"For instance, all the current molecules related to aspirin may be in one place, while all the Tylenol-like molecules are in a separate cluster," he said. "Meanwhile, maybe the best possible drug of that type may be undiscovered somewhere else with a chemistry that’s quantitatively different from known molecules.

"If we just make small chemical modifications to known themes, we’ll never discover that molecule."

Monte Basgall | EurekAlert!
Further information:
http://www.duke.edu

More articles from Life Sciences:

nachricht Researchers identify potentially druggable mutant p53 proteins that promote cancer growth
09.12.2016 | Cold Spring Harbor Laboratory

nachricht Plant-based substance boosts eyelash growth
09.12.2016 | Fraunhofer-Institut für Angewandte Polymerforschung IAP

All articles from Life Sciences >>>

The most recent press releases about innovation >>>

Die letzten 5 Focus-News des innovations-reports im Überblick:

Im Focus: Electron highway inside crystal

Physicists of the University of Würzburg have made an astonishing discovery in a specific type of topological insulators. The effect is due to the structure of the materials used. The researchers have now published their work in the journal Science.

Topological insulators are currently the hot topic in physics according to the newspaper Neue Zürcher Zeitung. Only a few weeks ago, their importance was...

Im Focus: Significantly more productivity in USP lasers

In recent years, lasers with ultrashort pulses (USP) down to the femtosecond range have become established on an industrial scale. They could advance some applications with the much-lauded “cold ablation” – if that meant they would then achieve more throughput. A new generation of process engineering that will address this issue in particular will be discussed at the “4th UKP Workshop – Ultrafast Laser Technology” in April 2017.

Even back in the 1990s, scientists were comparing materials processing with nanosecond, picosecond and femtosesecond pulses. The result was surprising:...

Im Focus: Shape matters when light meets atom

Mapping the interaction of a single atom with a single photon may inform design of quantum devices
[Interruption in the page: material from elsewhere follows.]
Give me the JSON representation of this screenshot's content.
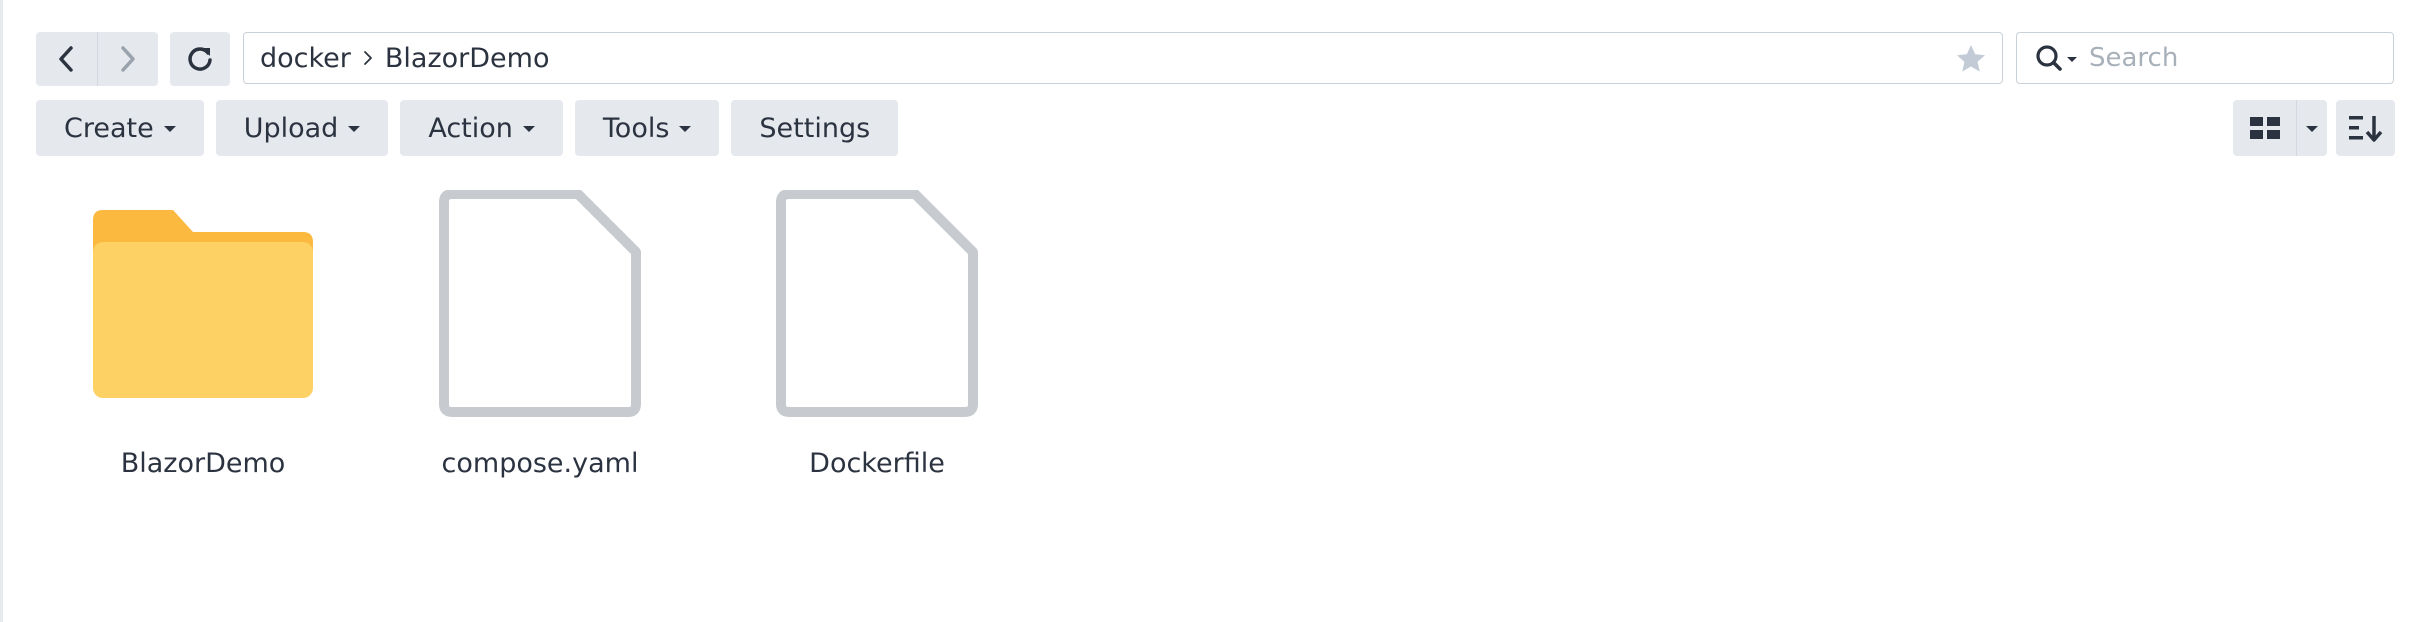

Have you ever wondered how you see the world? Vision is about photons of light, which are packets of energy, interacting with the atoms or molecules in what...

Im Focus: Novel silicon etching technique crafts 3-D gradient refractive index micro-optics

A multi-institutional research collaboration has created a novel approach for fabricating three-dimensional micro-optics through the shape-defined formation of porous silicon (PSi), with broad impacts in integrated optoelectronics, imaging, and photovoltaics.

Working with colleagues at Stanford and The Dow Chemical Company, researchers at the University of Illinois at Urbana-Champaign fabricated 3-D birefringent...

Im Focus: Quantum Particles Form Droplets

In experiments with magnetic atoms conducted at extremely low temperatures, scientists have demonstrated a unique phase of matter: The atoms form a new type of quantum liquid or quantum droplet state. These so called quantum droplets may preserve their form in absence of external confinement because of quantum effects. The joint team of experimental physicists from Innsbruck and theoretical physicists from Hannover report on their findings in the journal Physical Review X.

“Our Quantum droplets are in the gas phase but they still drop like a rock,” explains experimental physicist Francesca Ferlaino when talking about the...

All Focus news of the innovation-report >>>

Anzeige

Anzeige

Event News

ICTM Conference 2017: Production technology for turbomachine manufacturing of the future

16.11.2016 | Event News

Innovation Day Laser Technology – Laser Additive Manufacturing

01.11.2016 | Event News

#IC2S2: When Social Science meets Computer Science - GESIS will host the IC2S2 conference 2017

14.10.2016 | Event News

 
Latest News

Researchers identify potentially druggable mutant p53 proteins that promote cancer growth

09.12.2016 | Life Sciences

Scientists produce a new roadmap for guiding development & conservation in the Amazon

09.12.2016 | Ecology, The Environment and Conservation

Satellites, airport visibility readings shed light on troops' exposure to air pollution

09.12.2016 | Health and Medicine

VideoLinks
B2B-VideoLinks
More VideoLinks >>>